We did all the touristy things in London like go to the Buckingham Palace, go up in the London Eye, cross the London Bridge…but we also saw some great exhibits at my favourite galleries in London: Tate Modern and the Saatchi Gallery. It was exciting to see pieces of art that I’ve only been able to study in class finally in person and experience them for how they were meant to be seen.
On a side note: Charles Saatchi is one of my biggest idols after I read his book “Be The Worst You Can Be: Life is Too Long for Patience and Virtue”. I have yet to find another person who could care less about what others thought and is honestly in my opinion, one of the most interesting people in the world.
The Post Pop: East Meets West exhibition at the Saatchi Gallery was by far my favourite with 250 works by 110 artists from China, the Former Soviet Union, Taiwan, the UK, and USA in a collection of Pop Art. This exhibit exposes how Pop Art as modern art movement was so influencing and what it means to different people across the world. Each gallery or room consisted of different themes: Habitat; Advertising and Consumerism; Celebrity and Mass Media; Art History; Religion and Ideology; Sex and the Body.
Many of us associate the Pop Art movement with Andy Warhol and Roy Lichtenstein but it’s so much more than that. The movement uses and exploits everyday images and mass media to comment and reflect on the world we live in. Many would say it is the most significant art movement of the 20th century.
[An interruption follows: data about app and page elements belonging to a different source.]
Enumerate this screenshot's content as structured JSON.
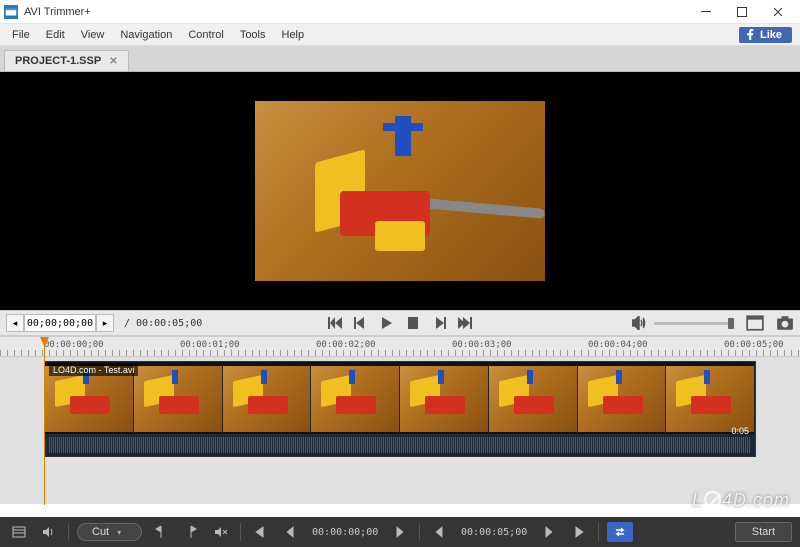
{
  "titlebar": {
    "app_name": "AVI Trimmer+"
  },
  "menu": {
    "items": [
      "File",
      "Edit",
      "View",
      "Navigation",
      "Control",
      "Tools",
      "Help"
    ],
    "fb_like": "Like"
  },
  "tab": {
    "name": "PROJECT-1.SSP"
  },
  "playback": {
    "current_tc": "00;00;00;00",
    "duration_tc": "/ 00:00:05;00"
  },
  "timeline": {
    "ticks": [
      "00:00:00;00",
      "00:00:01;00",
      "00:00:02;00",
      "00:00:03;00",
      "00:00:04;00",
      "00:00:05;00"
    ],
    "clip_label": "LO4D.com - Test.avi",
    "clip_duration": "0:05"
  },
  "bottom": {
    "mode": "Cut",
    "tc_in": "00:00:00;00",
    "tc_out": "00:00:05;00",
    "start_label": "Start"
  },
  "watermark": "LO4D.com"
}
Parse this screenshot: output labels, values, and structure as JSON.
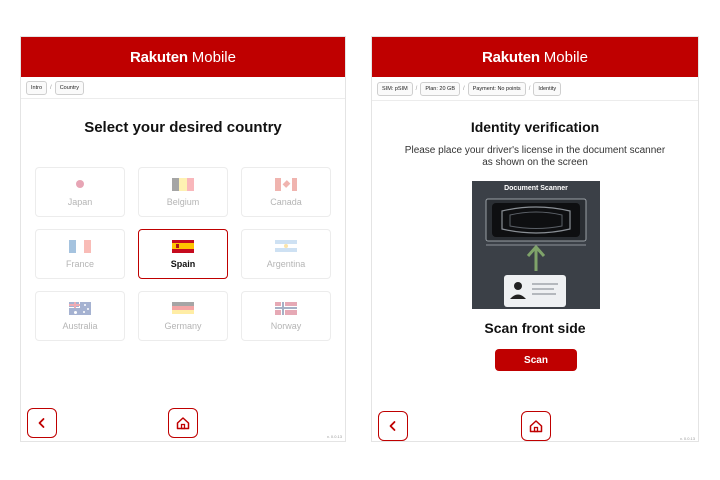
{
  "left_screen": {
    "header": {
      "logo_brand": "Rakuten",
      "logo_sub": "Mobile"
    },
    "breadcrumb": {
      "items": [
        "Intro",
        "Country"
      ],
      "separator": "/"
    },
    "title": "Select your desired country",
    "countries": [
      {
        "name": "Japan",
        "flag_icon": "japan-flag-icon",
        "selected": false
      },
      {
        "name": "Belgium",
        "flag_icon": "belgium-flag-icon",
        "selected": false
      },
      {
        "name": "Canada",
        "flag_icon": "canada-flag-icon",
        "selected": false
      },
      {
        "name": "France",
        "flag_icon": "france-flag-icon",
        "selected": false
      },
      {
        "name": "Spain",
        "flag_icon": "spain-flag-icon",
        "selected": true
      },
      {
        "name": "Argentina",
        "flag_icon": "argentina-flag-icon",
        "selected": false
      },
      {
        "name": "Australia",
        "flag_icon": "australia-flag-icon",
        "selected": false
      },
      {
        "name": "Germany",
        "flag_icon": "germany-flag-icon",
        "selected": false
      },
      {
        "name": "Norway",
        "flag_icon": "norway-flag-icon",
        "selected": false
      }
    ],
    "nav": {
      "back_icon": "chevron-left-icon",
      "home_icon": "home-icon"
    },
    "version": "v. 0.0.13"
  },
  "right_screen": {
    "header": {
      "logo_brand": "Rakuten",
      "logo_sub": "Mobile"
    },
    "breadcrumb": {
      "items": [
        "SIM: pSIM",
        "Plan: 20 GB",
        "Payment: No points",
        "Identity"
      ],
      "separator": "/"
    },
    "title": "Identity verification",
    "instruction": "Please place your driver's license in the document scanner as shown on the screen",
    "scanner_label": "Document Scanner",
    "scan_side": "Scan front side",
    "scan_button": "Scan",
    "nav": {
      "back_icon": "chevron-left-icon",
      "home_icon": "home-icon"
    },
    "version": "v. 0.0.13"
  },
  "colors": {
    "brand_red": "#bf0000",
    "muted_text": "#b5b5b5",
    "scanner_bg": "#3b4047"
  }
}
Furthermore this exhibition explores western and eastern Pop Art and its relationship within mass media and politics.
More importantly to note, Pop Art satirically exploits language and images to connect with the public with familiar imagery and opened the door for future artists to use popular images for social commentary in their own art. Different regions have different and sometimes opposing imagery. For example, in the Former Soviet Union popular images of state regime, control and power in propaganda were commonly used while in North America and the UK, Pop Art served as a platform to examine Theodore Adorno and Max Horkheimer’s theory of Commodity Fetishism, our obsession with celebrity culture in our mass produced, status driven world.
What made this exhibit and gallery even more special to me was that this gallery challenges all norms that are associated with visiting galleries. The art is freely displayed and people are encouraged to interact and experience the artworks. As you walk through the gallery you notice people taking pictures with the art; posting them online through the hashtag #SaatchiSnap. And although the works are closely monitored, you feel less constricted and comfortable as you are able to roam the galleries and take your time looking at contemporary art. It was definitely one of the most fun galleries I’ve ever been to, and even my friend who doesn’t normally like art said the exhibition was interesting, easy to understand and would go back without a doubt.
In addition, the main reason I travelled to the UK was to visit a school I’ve had my eye on for the past two years and visit their open house. And after much thought, I’ve decided to send in my application for Sotheby’s Institute of Art for a Master’s degree in Contemporary Art for fall 2015. I’m excited and scared for this new opportunity but I’m ready for the next big step. Wish me luck everyone!!